Friday, February 29, 2008

Beatles 1: Meet The Beatles!

So this is where it all started. Derek Taylor, a longtime Beatle insider, called them “the twentieth century’s greatest romance”. That’s a pretty fair assessment, and one that’s not so obvious to those whose view of the band comes from a historical perspective. The Beatles influence still pervades pop culture, yet in subtle ways that make them easy to dismiss. That only makes it more fun for some of us to smile and nod whenever someone begrudgingly comes around to the idea that “maybe they were pretty good after all”. (On a strictly personal level, The Beatles still fascinate me, and while I listen to countless other things these days, too many things in my life revolve around those guys—hair, glasses, why I play music, etc.)
The music is timeless, obviously—otherwise we wouldn’t be talking about them today. For the price of fourteen CD packages—once available in a nifty box set with a rolltop wooden cover, but now as either a complete stereo or limited mono set—you can get the whole picture, adhering more or less to the boys’ original intentions. But Americans of a certain vintage were introduced to the first half of the catalog via a slightly different context, and while the Beatles catalog has been standardized worldwide for 25 years now, some of us still hold a fondness for the way things used to be.

The repackaging of Beatles material started before they had even hit American shores. Vee-Jay’s Introducing The Beatles replicated Please Please Me, the first British album, almost track for track, with several cuts slipping in and out depending on the edition and cover. However, it was solely on the back of Capitol’s marketing machine that Vee-Jay’s album moved any copies.
In the UK, singles and LPs were considered separate entities that should not be crossbred. But in the US, you don’t look a gift horse in the wallet. Capitol’s first LP starts off with the smash single “I Want To Hold Your Hand”, followed by its American B-side, “I Saw Her Standing There”, and “This Boy”, the British B-side. The rest of Meet The Beatles! consists of eight songs from the British With The Beatles LP, which had been released the previous November, and sports a nearly identical cover design.
Following the one-two-three punch at the start, side one concludes with “It Won’t Be Long”, “All I’ve Got To Do” and “All My Loving”. Right there we have six songs that could be considered among their greatest. Side two isn’t as strong, but does give the less dominant members their own spotlights—George sings the first song he wrote, “Don’t Bother Me”, and Ringo attacks “I Wanna Be Your Man”, previously offered to the Rolling Stones. Capitol was also wise to include Paul’s cabaret bit—“Till There Was You” from The Music Man—to appeal to the parents.
All together it’s still an entertaining album, packaged in that iconic sleeve. And the liner notes are priceless. Forty years later it was a selling point in the limited Capitol Albums, Vol. 1 box set, and maintained its headline status ten years after that, when the “U.S. Albums” series finally made all the American versions purchasable digitally and physically.

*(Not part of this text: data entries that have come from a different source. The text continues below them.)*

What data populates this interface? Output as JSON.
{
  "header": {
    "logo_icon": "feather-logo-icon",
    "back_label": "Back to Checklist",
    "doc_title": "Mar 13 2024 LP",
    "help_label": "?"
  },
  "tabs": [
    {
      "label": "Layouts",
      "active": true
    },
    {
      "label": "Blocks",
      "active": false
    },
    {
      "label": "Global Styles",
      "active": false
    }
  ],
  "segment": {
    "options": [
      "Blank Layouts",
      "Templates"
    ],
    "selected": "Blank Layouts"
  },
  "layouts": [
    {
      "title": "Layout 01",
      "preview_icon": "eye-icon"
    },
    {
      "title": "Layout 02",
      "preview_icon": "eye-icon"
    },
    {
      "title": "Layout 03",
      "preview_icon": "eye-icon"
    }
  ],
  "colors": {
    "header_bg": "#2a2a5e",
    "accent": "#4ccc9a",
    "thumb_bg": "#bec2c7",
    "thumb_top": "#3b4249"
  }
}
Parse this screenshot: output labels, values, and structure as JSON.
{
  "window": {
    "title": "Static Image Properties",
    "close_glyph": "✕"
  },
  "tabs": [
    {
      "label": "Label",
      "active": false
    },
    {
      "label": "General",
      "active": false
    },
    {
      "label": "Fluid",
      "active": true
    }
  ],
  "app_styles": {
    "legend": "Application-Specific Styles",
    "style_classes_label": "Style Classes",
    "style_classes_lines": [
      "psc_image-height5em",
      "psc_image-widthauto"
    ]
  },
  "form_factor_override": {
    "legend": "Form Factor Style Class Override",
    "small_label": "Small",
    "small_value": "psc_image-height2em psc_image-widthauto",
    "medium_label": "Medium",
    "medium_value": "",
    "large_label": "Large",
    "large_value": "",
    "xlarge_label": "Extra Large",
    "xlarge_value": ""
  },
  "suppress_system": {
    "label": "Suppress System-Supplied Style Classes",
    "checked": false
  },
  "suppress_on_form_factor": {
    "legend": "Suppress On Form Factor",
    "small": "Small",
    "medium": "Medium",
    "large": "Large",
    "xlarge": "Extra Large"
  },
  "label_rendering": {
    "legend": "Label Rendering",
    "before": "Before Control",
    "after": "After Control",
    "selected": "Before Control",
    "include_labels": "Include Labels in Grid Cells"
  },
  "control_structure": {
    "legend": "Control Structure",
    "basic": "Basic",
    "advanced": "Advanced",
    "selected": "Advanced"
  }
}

The Beatles Meet The Beatles! (1964)—5
UK CD equivalent: Please Please Me/With The Beatles/Past Masters

Tuesday, February 26, 2008

No, really, what’s it all about?

I am a writer, and I am a musician. While anyone can learn how to be either, I believe both have always been in my DNA. Therefore, I write about music. That’s what you’re going to see here.
I honestly don’t know where I’d be without music. My earliest exposure came via the radio and my parents’ record player, so when I began my own journey, those were the places where I heard things. So you can expect to find the occasional lament of the state of radio, alongside references to old records.
However, that’s not to say I’m a total Luddite. I love the convenience of CDs and MP3s/iTunes, but I do miss the vinyl experience. I still think of albums as records, and understand the math that goes into the album side. Listening to an album also involves reading the liner notes, studying the label, checking the inner groove for secret messages, and considering the significance of its place in the rack alongside its brothers. As a product of my generation I’ve also had a fondness for the art form of the mix tape, and the possibilities held by a Maxell XLII-90. That’s something that will be explored here as well.
I admit to being something of a snob, if an open-minded one, which will be more apparent as this blog grows. I will be writing about things I like and don’t like, and while I may not always be able to explain why, I’ll certainly try. I may even contradict myself along the way. But I’m sure you’ll find me to be consistent, even in my inconsistency. A quote from the late great Lester Bangs at the top of the page gives this blog its title, and many of his other asides will certainly find their way into this forum, whether quoted directly or alluded to.
My aim is to update the blog on a regular weekly schedule. I’m fully aware that there are lots of blogs and review sites in cyberspace, and many of them take approaches that are beyond my capabilities. But hopefully visitors will find something in my voice that will warrant return visits. Comments are welcome, and appreciated. I hope you’ll enjoy what you see, and spread the word.